Here’s a description of the making of the Mandarin dessert which explains it much better thanI can: “The dessert with mandarin is exceptional in terms of flavours and experience. It derives from a childhood memory from the chef where children went searching for mandarins that felt from the trees. At Belcanto, the mandarin is a reconstruction filled with mandarin foam, on a custard of mandarin, and accompanied with a sorbet of mandarin. A crumble of mushrooms finishes the dish and refers to the earth where the mandarins were found. In his kitchen José Avillez is assisted by his right hand Head Chef David Jesus and a driven, international team. The staff works dedicated and in utmost concentration in the kitchen. The fine wines at Belcanto are superb and the perfect accompaniment of the dishes coming out of the kitchen.” And a link to their story on Belcanto http://www.wbpstars.com/belcanto.html

It was a divine end to an absolutely stunning dinner…. a series of dining moments that seem to transcend each other as the dinner progresses. What made it truly special was the fun, playful but utterly professional service which ensures a truly enjoyable evening without the expected stuffiness or snobiness of a restaurant of this world class calibre. Also, all the generous surprises along the way gave us an insight into the gastronomical techniques that one would normally expect only from a degustation menu.

It will be a night we will remember for the rest of our lives and for this the cost was well worth it for a special occasion as it was.

Here’s a link to an article on Jose Avillez and Belcanto https://www.foodandwinegazette.com/8728 which you might enjoy as well.

If you are heading to Lisbon, then go to http://www.Belcanto.pt now and book in for a truly memorable evening.

Tredwells – British food at its best #coventgarden #pretheatre

We chose Tredwells for a two course pre-theatre dinner before heading to the Garrick Theatre to see John Malkovich live in stage in the new play Bitter Wheat.

Perfectly situated in the heart of Covent Garden it is a Marcus Wareing restaurant and winner of AA’s London Restaurant of the Year the £25 pre-theatre dinner is great value for the standard of the food on offer.

According to their website: “Tredwells showcases the very best in British seasonal produce developed by Chef Patron, Chantelle Nicholson.”

And certainly we enjoyed the interesting take and presentation on classics such as brandade with fresh broadbeans and smoked peas with foam, pork croquette with cauliflower Picadilly, and grilled lamb chops with beetroot and tahini. The broccoli on the side with almonds and capers was also delicious!

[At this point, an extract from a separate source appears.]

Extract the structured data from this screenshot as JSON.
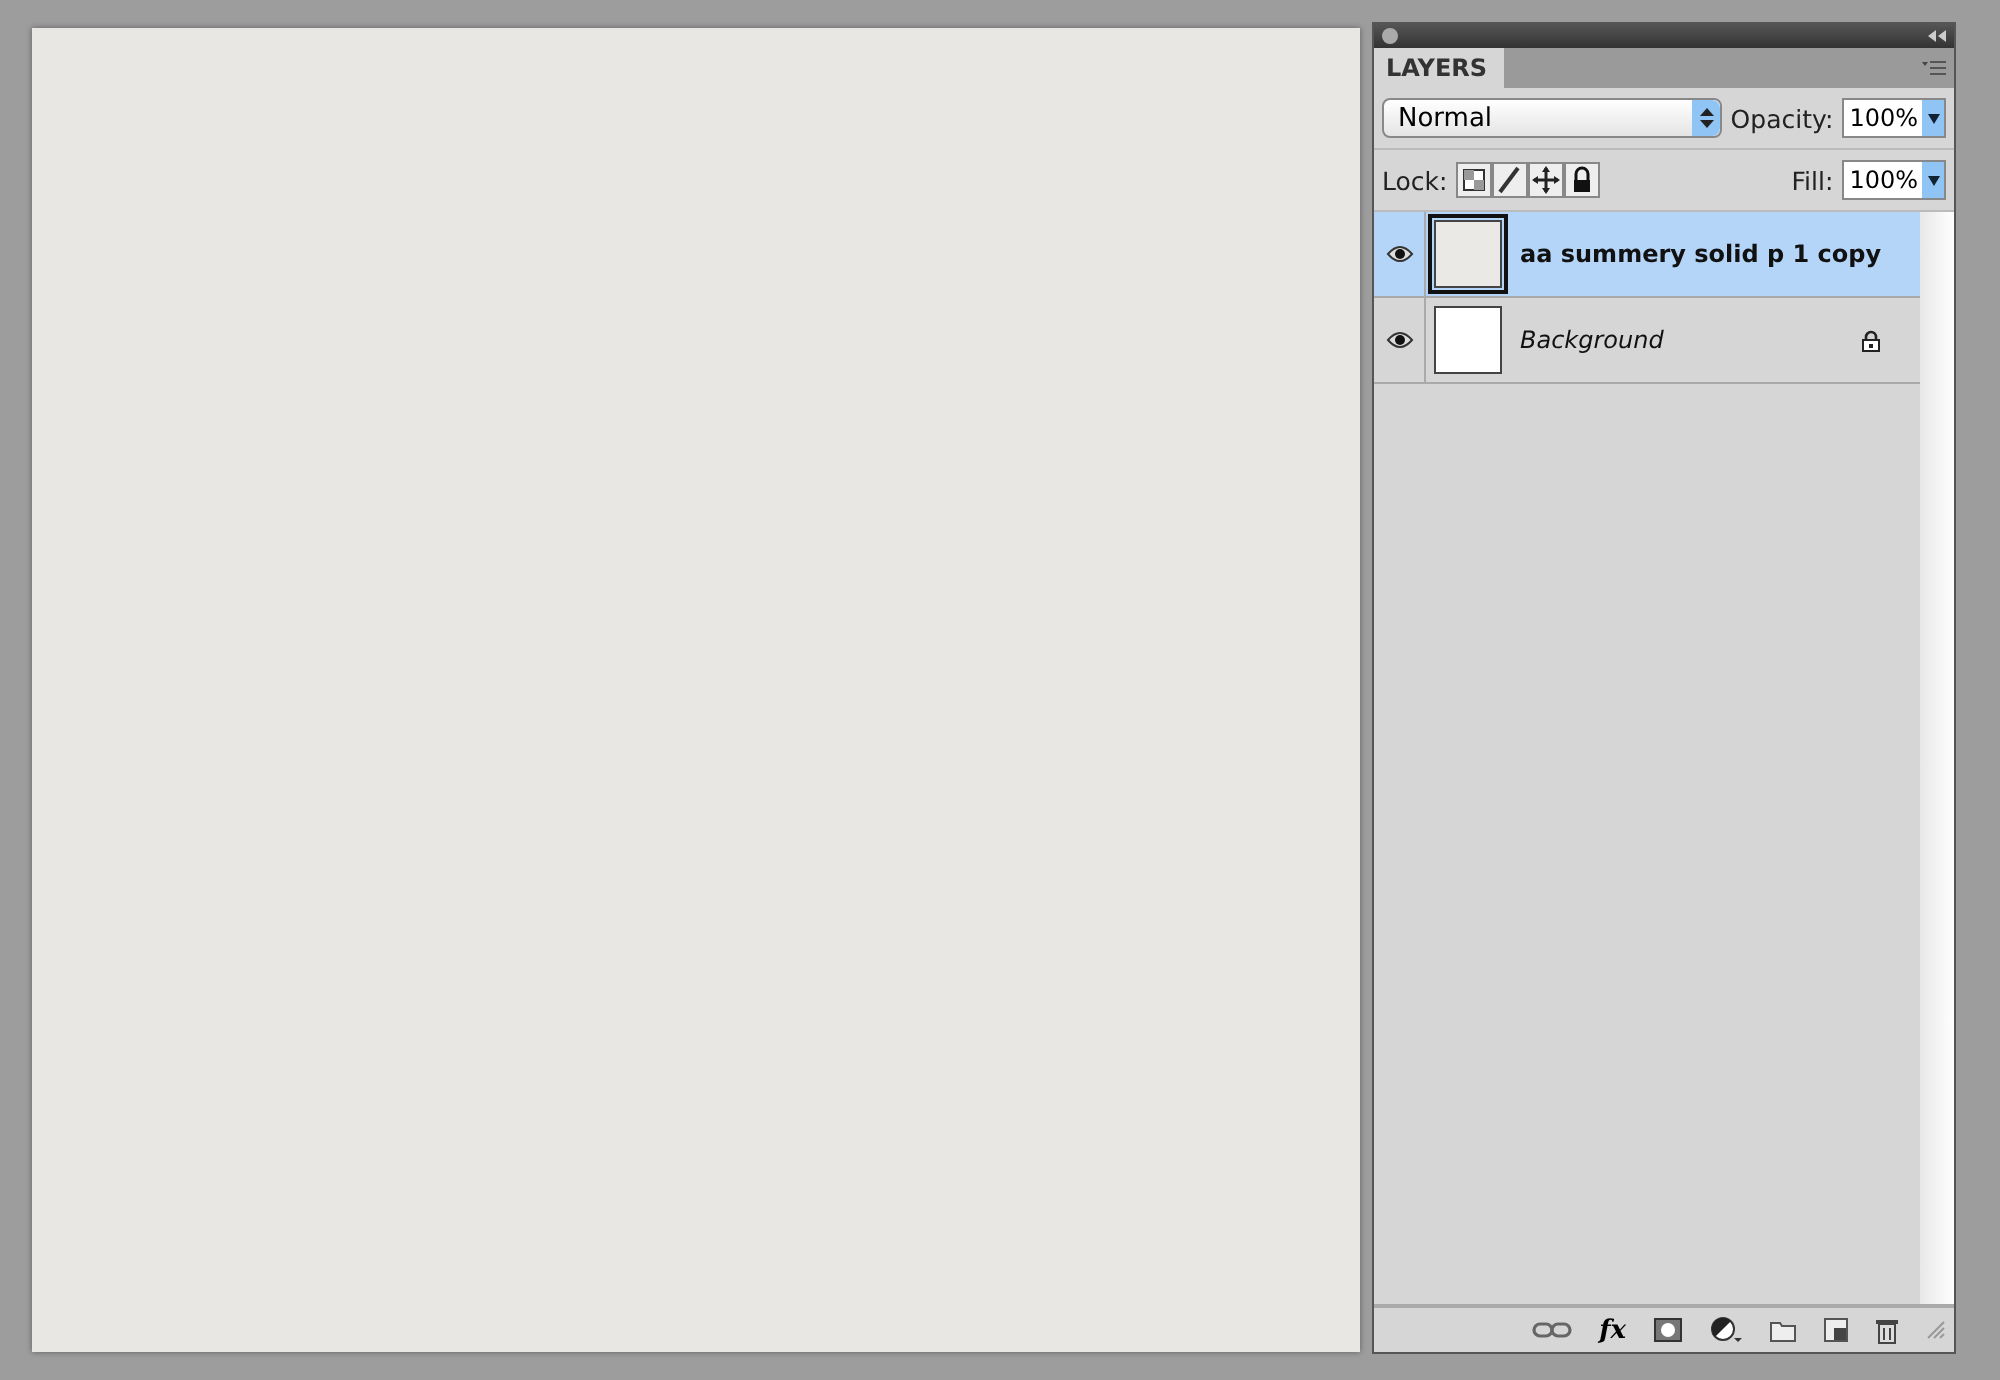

Here’s a link to their website:

https://www.tredwells.com/#theatre-menu